Garodnick does want the panhandling pandemonium to be addressed, though. He told Town & Village that while he’s looking at both issues, he feels it’s mostly the costumed characters rather than the painted ladies who are the bigger problem.
“The fundamental point is nobody should be harassed when they walk through Times Square or any other part of New York,” he said. “The first tool is enforcement against aggressive solicitation. We need to balance First Amendment rights with our need to ensure order and freedom to pass by without getting harassed. Sometimes it’s the painted women but most of the time it’s the costumed characters.”
Manhattan Borough President Gale Brewer also issued a statement on the issue.
Brewer noted that she’s been working with a neighborhood group on the issues of costumed characters and “desnudas,” and said the city should at least get “briefed” on the conversation before doing anything hasty.
“As Borough President, I have been working with colleagues and the Times Square Alliance on a solution to the proliferation of costume characters and the ‘desnudas’,” she said.
“Those who are trumpeting a ‘task force’ should at least get briefed on the scores of meetings and proposals that have already been considered — including negotiating restricted areas, enforcement for harassing tactics and some other ideas that seemed promising but might make matters worse.
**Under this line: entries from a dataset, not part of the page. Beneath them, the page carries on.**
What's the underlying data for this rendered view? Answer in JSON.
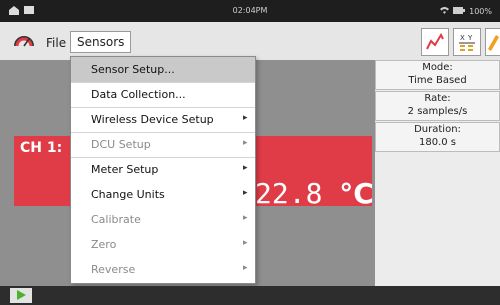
{
  "status_bar": {
    "time": "02:04PM",
    "battery": "100%"
  },
  "toolbar": {
    "file_label": "File",
    "sensors_label": "Sensors"
  },
  "menu": {
    "items": [
      {
        "label": "Sensor Setup...",
        "submenu": false,
        "disabled": false,
        "selected": true
      },
      {
        "label": "Data Collection...",
        "submenu": false,
        "disabled": false,
        "selected": false
      },
      {
        "label": "Wireless Device Setup",
        "submenu": true,
        "disabled": false,
        "selected": false
      },
      {
        "label": "DCU Setup",
        "submenu": true,
        "disabled": true,
        "selected": false
      },
      {
        "label": "Meter Setup",
        "submenu": true,
        "disabled": false,
        "selected": false
      },
      {
        "label": "Change Units",
        "submenu": true,
        "disabled": false,
        "selected": false
      },
      {
        "label": "Calibrate",
        "submenu": true,
        "disabled": true,
        "selected": false
      },
      {
        "label": "Zero",
        "submenu": true,
        "disabled": true,
        "selected": false
      },
      {
        "label": "Reverse",
        "submenu": true,
        "disabled": true,
        "selected": false
      }
    ],
    "arrow_glyph": "▸"
  },
  "meter": {
    "channel_label": "CH 1:",
    "value": "22.8 ",
    "unit": "°C"
  },
  "panel": {
    "mode": {
      "label": "Mode:",
      "value": "Time Based"
    },
    "rate": {
      "label": "Rate:",
      "value": "2 samples/s"
    },
    "duration": {
      "label": "Duration:",
      "value": "180.0 s"
    }
  },
  "colors": {
    "accent": "#e03c48",
    "play": "#4bb22c"
  }
}
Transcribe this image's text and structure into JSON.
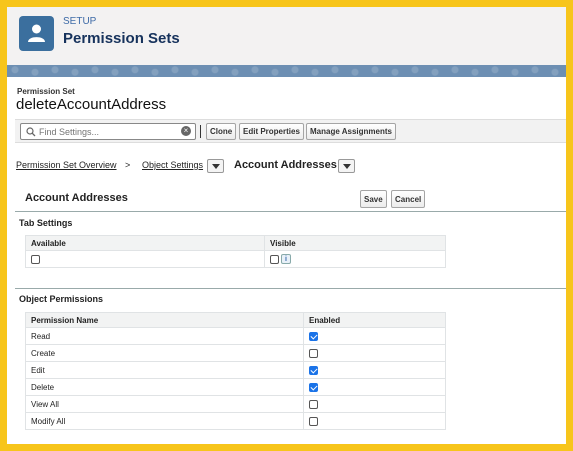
{
  "header": {
    "section_label": "SETUP",
    "title": "Permission Sets"
  },
  "permission_set": {
    "small_label": "Permission Set",
    "name": "deleteAccountAddress"
  },
  "toolbar": {
    "search_placeholder": "Find Settings...",
    "clone_label": "Clone",
    "edit_properties_label": "Edit Properties",
    "manage_assignments_label": "Manage Assignments"
  },
  "breadcrumb": {
    "overview": "Permission Set Overview",
    "separator": ">",
    "object_settings": "Object Settings",
    "current": "Account Addresses"
  },
  "edit_panel": {
    "title": "Account Addresses",
    "save_label": "Save",
    "cancel_label": "Cancel"
  },
  "tab_settings": {
    "heading": "Tab Settings",
    "columns": [
      "Available",
      "Visible"
    ],
    "available_checked": false,
    "visible_checked": false,
    "info_icon": "info-icon"
  },
  "object_permissions": {
    "heading": "Object Permissions",
    "columns": [
      "Permission Name",
      "Enabled"
    ],
    "rows": [
      {
        "name": "Read",
        "enabled": true
      },
      {
        "name": "Create",
        "enabled": false
      },
      {
        "name": "Edit",
        "enabled": true
      },
      {
        "name": "Delete",
        "enabled": true
      },
      {
        "name": "View All",
        "enabled": false
      },
      {
        "name": "Modify All",
        "enabled": false
      }
    ]
  },
  "colors": {
    "frame_border": "#f7c51b",
    "setup_icon_bg": "#3b6f9e",
    "setup_label": "#3e6ba7",
    "checkbox_checked": "#1a73e8"
  }
}
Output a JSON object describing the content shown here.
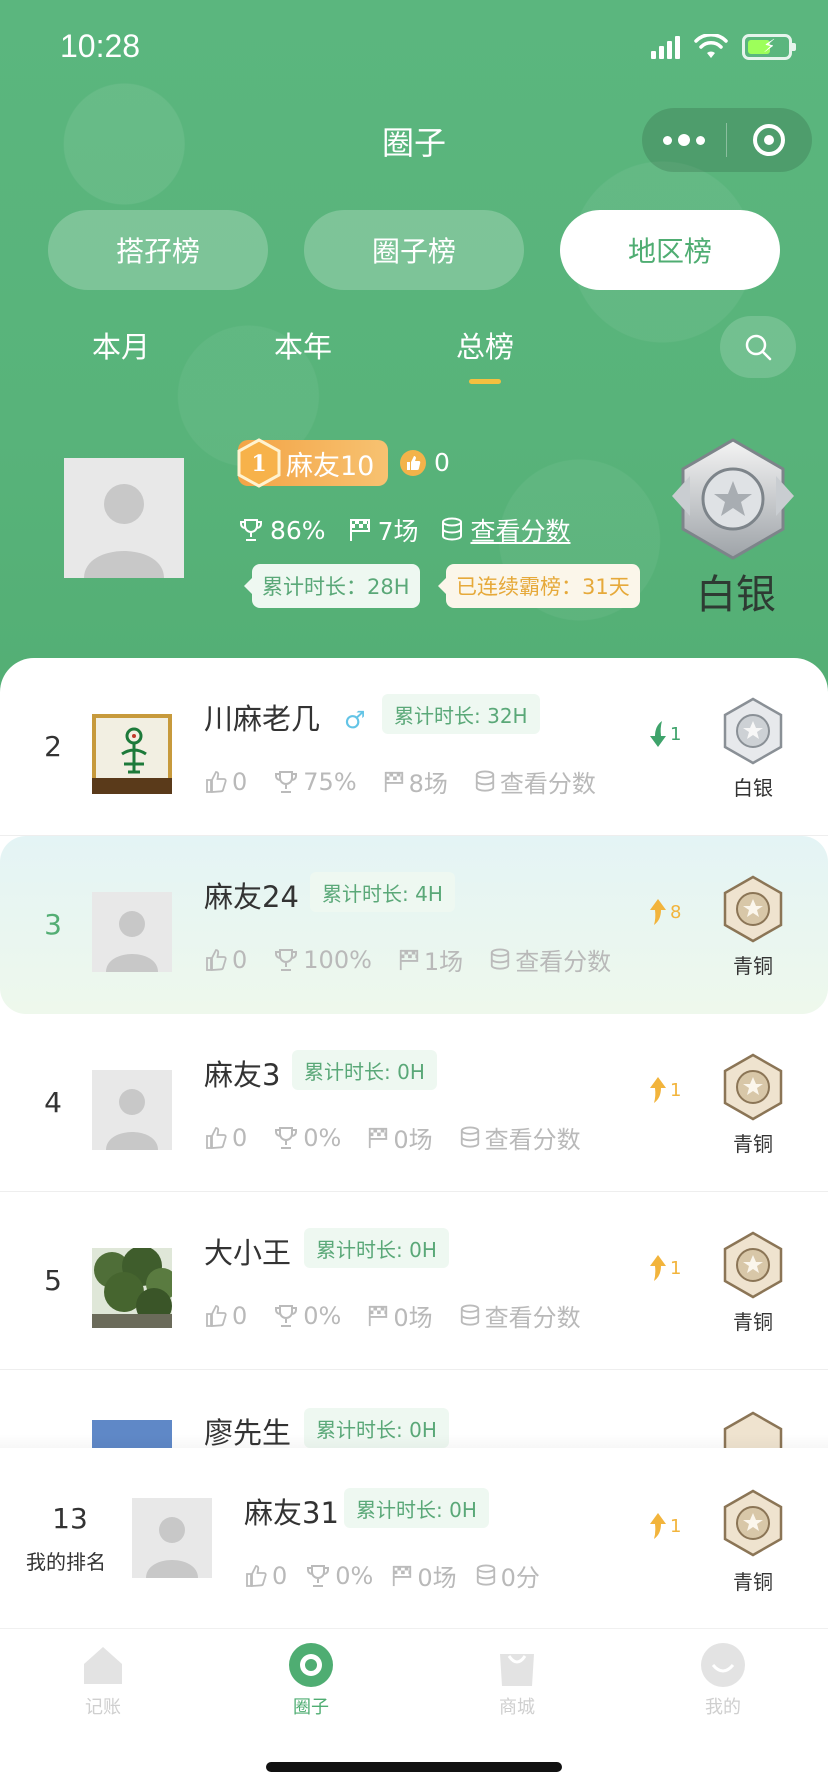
{
  "status": {
    "time": "10:28"
  },
  "nav": {
    "title": "圈子"
  },
  "tabs": [
    {
      "label": "搭孖榜",
      "active": false
    },
    {
      "label": "圈子榜",
      "active": false
    },
    {
      "label": "地区榜",
      "active": true
    }
  ],
  "periods": [
    {
      "label": "本月",
      "active": false
    },
    {
      "label": "本年",
      "active": false
    },
    {
      "label": "总榜",
      "active": true
    }
  ],
  "top_user": {
    "name": "麻友10",
    "likes": "0",
    "win_rate": "86%",
    "games": "7场",
    "score_link": "查看分数",
    "duration_tag": "累计时长：28H",
    "streak_tag": "已连续霸榜：31天",
    "rank_label": "白银"
  },
  "list": [
    {
      "rank": "2",
      "name": "川麻老几",
      "gender": "♂",
      "duration": "累计时长: 32H",
      "likes": "0",
      "win_rate": "75%",
      "games": "8场",
      "score": "查看分数",
      "trend": "1",
      "trend_dir": "down",
      "rank_label": "白银"
    },
    {
      "rank": "3",
      "name": "麻友24",
      "duration": "累计时长: 4H",
      "likes": "0",
      "win_rate": "100%",
      "games": "1场",
      "score": "查看分数",
      "trend": "8",
      "trend_dir": "up",
      "rank_label": "青铜"
    },
    {
      "rank": "4",
      "name": "麻友3",
      "duration": "累计时长: 0H",
      "likes": "0",
      "win_rate": "0%",
      "games": "0场",
      "score": "查看分数",
      "trend": "1",
      "trend_dir": "up",
      "rank_label": "青铜"
    },
    {
      "rank": "5",
      "name": "大小王",
      "duration": "累计时长: 0H",
      "likes": "0",
      "win_rate": "0%",
      "games": "0场",
      "score": "查看分数",
      "trend": "1",
      "trend_dir": "up",
      "rank_label": "青铜"
    },
    {
      "rank": "",
      "name": "廖先生",
      "duration": "累计时长: 0H"
    }
  ],
  "my_rank": {
    "rank": "13",
    "label": "我的排名",
    "name": "麻友31",
    "duration": "累计时长: 0H",
    "likes": "0",
    "win_rate": "0%",
    "games": "0场",
    "score": "0分",
    "trend": "1",
    "rank_label": "青铜"
  },
  "tabbar": [
    {
      "label": "记账",
      "icon": "home-icon",
      "active": false
    },
    {
      "label": "圈子",
      "icon": "circle-icon",
      "active": true
    },
    {
      "label": "商城",
      "icon": "shop-bag-icon",
      "active": false
    },
    {
      "label": "我的",
      "icon": "smile-icon",
      "active": false
    }
  ],
  "colors": {
    "brand_green": "#53ae74",
    "gold": "#f2b43c",
    "silver": "#9aa0a6",
    "bronze": "#b39a74"
  }
}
For example, to register ‘performers’ might only spread the problem to other locations. Until the mayor spoke out, no one who funded, designed, built, maintained or enjoyed car-free Times Square thought the plazas should be destroyed.
“I join those who want a sensible solution — and there are several workable ones already on the table thanks to those who have been grappling with this issue for some time.”